### Assignment
Every record that follows is to be copied exactly, with the pictures omitted.

Element data from apps and pages
##############################

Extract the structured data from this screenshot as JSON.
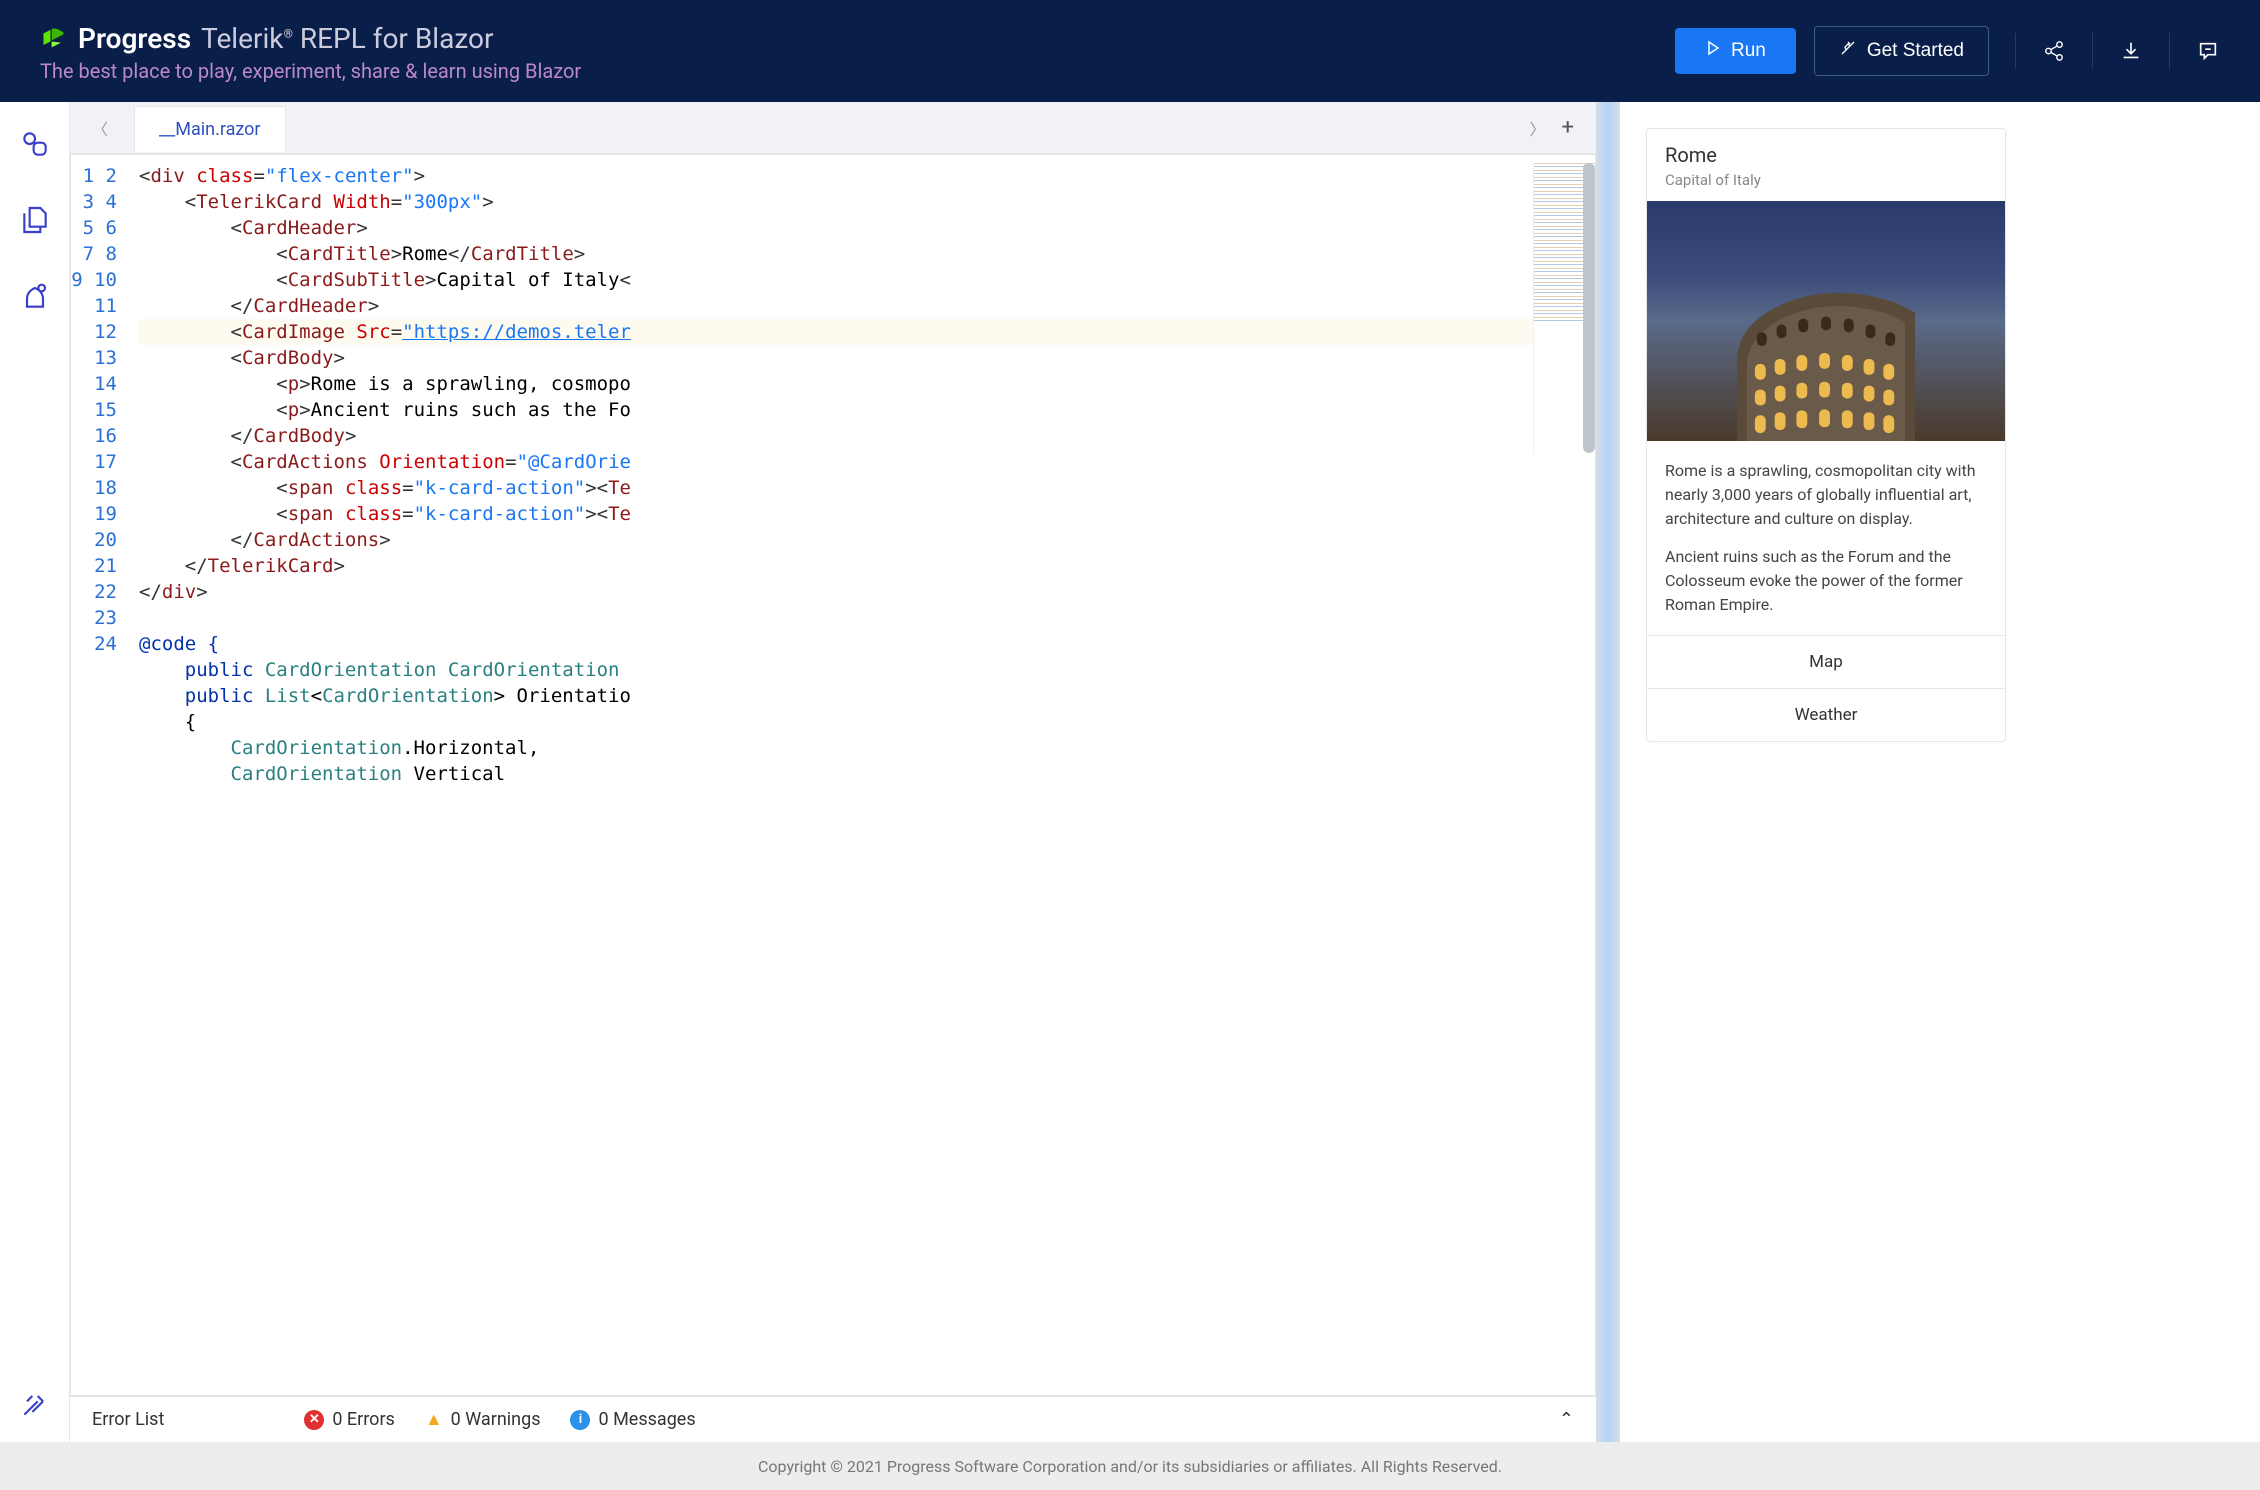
{
  "header": {
    "brand_main": "Progress",
    "brand_sub1": "Telerik",
    "brand_sub2": "REPL for Blazor",
    "tagline": "The best place to play, experiment, share & learn using Blazor",
    "run_label": "Run",
    "get_started_label": "Get Started"
  },
  "tabs": {
    "active": "__Main.razor"
  },
  "gutter": [
    "1",
    "2",
    "3",
    "4",
    "5",
    "6",
    "7",
    "8",
    "9",
    "10",
    "11",
    "12",
    "13",
    "14",
    "15",
    "16",
    "17",
    "18",
    "19",
    "20",
    "21",
    "22",
    "23",
    "24"
  ],
  "code": [
    "<div class=\"flex-center\">",
    "    <TelerikCard Width=\"300px\">",
    "        <CardHeader>",
    "            <CardTitle>Rome</CardTitle>",
    "            <CardSubTitle>Capital of Italy<",
    "        </CardHeader>",
    "        <CardImage Src=\"https://demos.teler",
    "        <CardBody>",
    "            <p>Rome is a sprawling, cosmopo",
    "            <p>Ancient ruins such as the Fo",
    "        </CardBody>",
    "        <CardActions Orientation=\"@CardOrie",
    "            <span class=\"k-card-action\"><Te",
    "            <span class=\"k-card-action\"><Te",
    "        </CardActions>",
    "    </TelerikCard>",
    "</div>",
    "",
    "@code {",
    "    public CardOrientation CardOrientation",
    "    public List<CardOrientation> Orientatio",
    "    {",
    "        CardOrientation.Horizontal,",
    "        CardOrientation Vertical"
  ],
  "error_bar": {
    "title": "Error List",
    "errors": "0 Errors",
    "warnings": "0 Warnings",
    "messages": "0 Messages"
  },
  "preview": {
    "title": "Rome",
    "subtitle": "Capital of Italy",
    "p1": "Rome is a sprawling, cosmopolitan city with nearly 3,000 years of globally influential art, architecture and culture on display.",
    "p2": "Ancient ruins such as the Forum and the Colosseum evoke the power of the former Roman Empire.",
    "action1": "Map",
    "action2": "Weather"
  },
  "footer": "Copyright © 2021 Progress Software Corporation and/or its subsidiaries or affiliates. All Rights Reserved."
}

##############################

### Answer box
Extract the structured data from this screenshot as JSON.
{
  "header": {
    "brand_main": "Progress",
    "brand_sub1": "Telerik",
    "brand_sub2": "REPL for Blazor",
    "tagline": "The best place to play, experiment, share & learn using Blazor",
    "run_label": "Run",
    "get_started_label": "Get Started"
  },
  "tabs": {
    "active": "__Main.razor"
  },
  "gutter": [
    "1",
    "2",
    "3",
    "4",
    "5",
    "6",
    "7",
    "8",
    "9",
    "10",
    "11",
    "12",
    "13",
    "14",
    "15",
    "16",
    "17",
    "18",
    "19",
    "20",
    "21",
    "22",
    "23",
    "24"
  ],
  "code": [
    "<div class=\"flex-center\">",
    "    <TelerikCard Width=\"300px\">",
    "        <CardHeader>",
    "            <CardTitle>Rome</CardTitle>",
    "            <CardSubTitle>Capital of Italy<",
    "        </CardHeader>",
    "        <CardImage Src=\"https://demos.teler",
    "        <CardBody>",
    "            <p>Rome is a sprawling, cosmopo",
    "            <p>Ancient ruins such as the Fo",
    "        </CardBody>",
    "        <CardActions Orientation=\"@CardOrie",
    "            <span class=\"k-card-action\"><Te",
    "            <span class=\"k-card-action\"><Te",
    "        </CardActions>",
    "    </TelerikCard>",
    "</div>",
    "",
    "@code {",
    "    public CardOrientation CardOrientation",
    "    public List<CardOrientation> Orientatio",
    "    {",
    "        CardOrientation.Horizontal,",
    "        CardOrientation Vertical"
  ],
  "error_bar": {
    "title": "Error List",
    "errors": "0 Errors",
    "warnings": "0 Warnings",
    "messages": "0 Messages"
  },
  "preview": {
    "title": "Rome",
    "subtitle": "Capital of Italy",
    "p1": "Rome is a sprawling, cosmopolitan city with nearly 3,000 years of globally influential art, architecture and culture on display.",
    "p2": "Ancient ruins such as the Forum and the Colosseum evoke the power of the former Roman Empire.",
    "action1": "Map",
    "action2": "Weather"
  },
  "footer": "Copyright © 2021 Progress Software Corporation and/or its subsidiaries or affiliates. All Rights Reserved."
}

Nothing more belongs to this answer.